Edward Lear was always in contact with naturalists, especially as a young ornithological illustrator. He certainly provided illustrations for The Zoology of Captain Beechey’s Voyage (1839) and may have had a part in the production of Charles Darwin’s Zoology of the Voyage of HMS Beagle; Robert Peck (The Natural History of Edward Lear, p. 15) writes: “Whether or not he helped Gould, and his wife, Elizabeth, create some of the illustrations for Charles Darwin’s report on the birds seen during the voyage of HMS Beagle, is unclear, but he was certainly close at hand during that exciting time…”
The Darwin family very probably was familiar with Lear’s nonsensical works, as a letter 28 September 1874 from one of Charles’s sons, Leonard Darwin (1850-1943), to his mother Emma demonstrates:

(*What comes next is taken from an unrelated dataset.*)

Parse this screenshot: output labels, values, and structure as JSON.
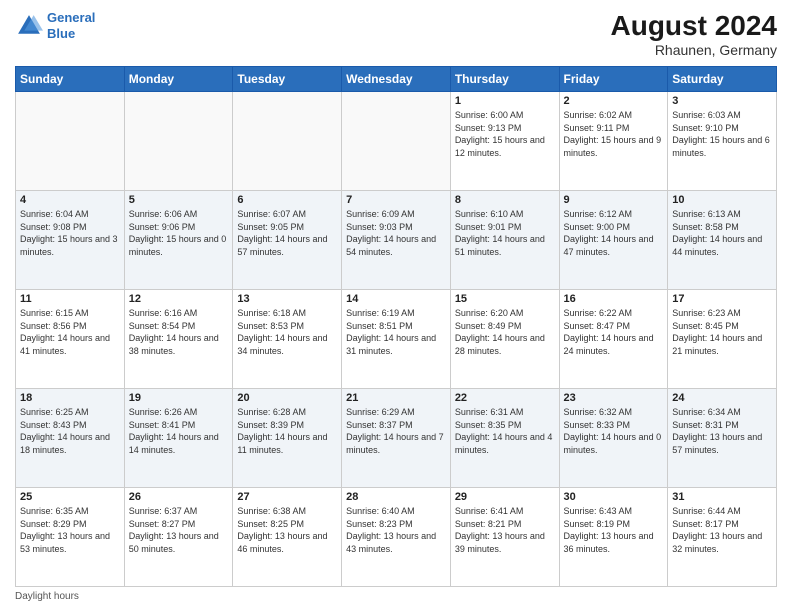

The preparations for lunch now necessitate another turn on deck At lunch the general wish is to eat as little as possible, as dinner at four comes so soon after it. —an arrangement of meals which the captain says kills the day I think it kills it too much. Crawford is the wit of the party, and generally keeps us laughing; I expect it does not take a big joke to kill here but I think he is really very amusing. Between lunch and dinner I read my Mill which is progressing slowly. After dinner some light book, a pipe, and about the 50th. turn on decks does away with the time till tea, at 7. After tea I never attempt to read, it is so delightfully cool on deck. and rather the reverse below. At 8 o’clock we begin a religious game of whist; then a final turn on deck and so to bed. Yesterday I went aloft for the first time it is rather a scrubious sensation at first; not that I felt giddy actually but only a trifle unhappy What strikes one most is how little the ship below looks, and what a wonder it is that it is not blown flat over. I went on the top gallant yard to look for Madeira, but it was too soon to see it. It is quite beautiful to see the ship cutting through the waves from above; there was not a cloud in the sky and the water was most wonderfully blue.
The word “scrubious” is of course a variant on Lear’s invention of “scroobious” and the way Leonard uses it makes clear that he expected his mother, and probably the whole family, would understand what he was referring to.
Here is the whole annotated text of the letter.